She shouldn’t have gone to that party.
She shouldn’t have gotten in the hot tub in her underwear.
She shouldn’t have drank so much.
She shouldn’t have worn that.
She shouldn’t have had her hair that way.
She shouldn’t have talked to him.
She shouldn’t have expected to NOT be raped.
She shouldn’t have expected anyone to stand up and speak up for her.
She had mental health issues.
It was all her own fault.
It was meant as a compliment.
She’s being too sensitive.
What a bitch.
She was asking for it.
If you won’t give his name, you just have to deal with it.
Are you sure that is what happened?
Fuck. All. Of. That.
It is time that we as a culture start to name these behaviors and insinuations for what they are:: complicity in rape culture. It is time we stop victim blaming and gas lighting. It is time that we stop avoiding difficult conversations, including our own compliance and complicity in a culture that harms other humans.
It is time my profession pull its collective head out of its collective ass.

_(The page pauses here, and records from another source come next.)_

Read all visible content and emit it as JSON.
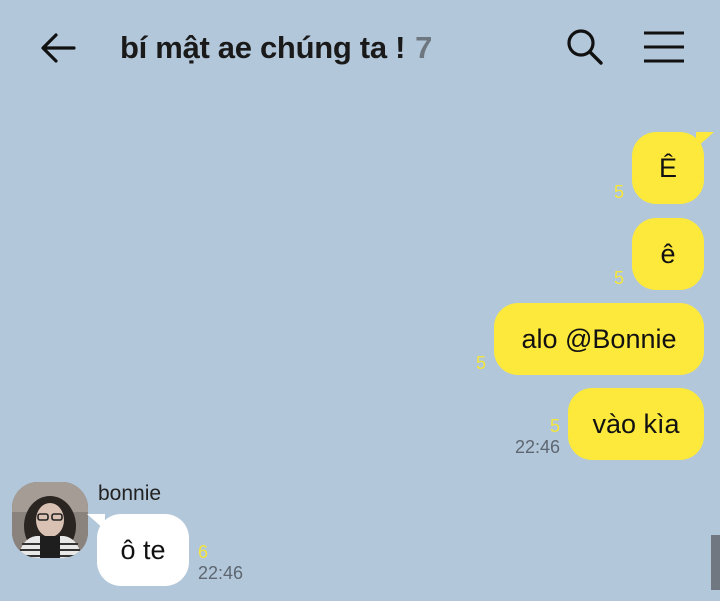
{
  "header": {
    "back_icon": "arrow-left-icon",
    "title": "bí mật ae chúng ta !",
    "member_count": "7",
    "search_icon": "search-icon",
    "menu_icon": "hamburger-menu-icon"
  },
  "messages_out": [
    {
      "text": "Ê",
      "unread": "5",
      "time": ""
    },
    {
      "text": "ê",
      "unread": "5",
      "time": ""
    },
    {
      "text": "alo @Bonnie",
      "unread": "5",
      "time": ""
    },
    {
      "text": "vào kìa",
      "unread": "5",
      "time": "22:46"
    }
  ],
  "message_in": {
    "sender": "bonnie",
    "text": "ô te",
    "unread": "6",
    "time": "22:46"
  },
  "colors": {
    "background": "#b2c7da",
    "outgoing_bubble": "#fde83c",
    "incoming_bubble": "#ffffff",
    "unread": "#f4e53a"
  }
}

It is time we begin to understand how living in this culture impacts us, especially women, people of color, the LGBTQi community, the differently abled, those who live or have lived in poverty… the list could go on and on. It is time we stop blaming victims and gas lighting our clients. It is time we begin to understand how deep the wounds and scars of cultural and ancestral trauma run.
It is time we stop causing the harm ourselves.
In rebellious solidarity, always.
This essay was originally shared in my weekly love letter on May 6, 2017. If you’d like to read more essays where I breathe fire and talk about the intersections of the personal and political, the social and singular, the communal and individual, you can sign up right here.
Resources and References
13 Reasons to Make Violence Against Women Unacceptable (tons of resources at the bottom)
Psychological Analysis of ’13 Reasons Why’: People’s Feelings About Hannah Say a Lot About America’s Rape Culture (the only article I could find by another therapist on this topic)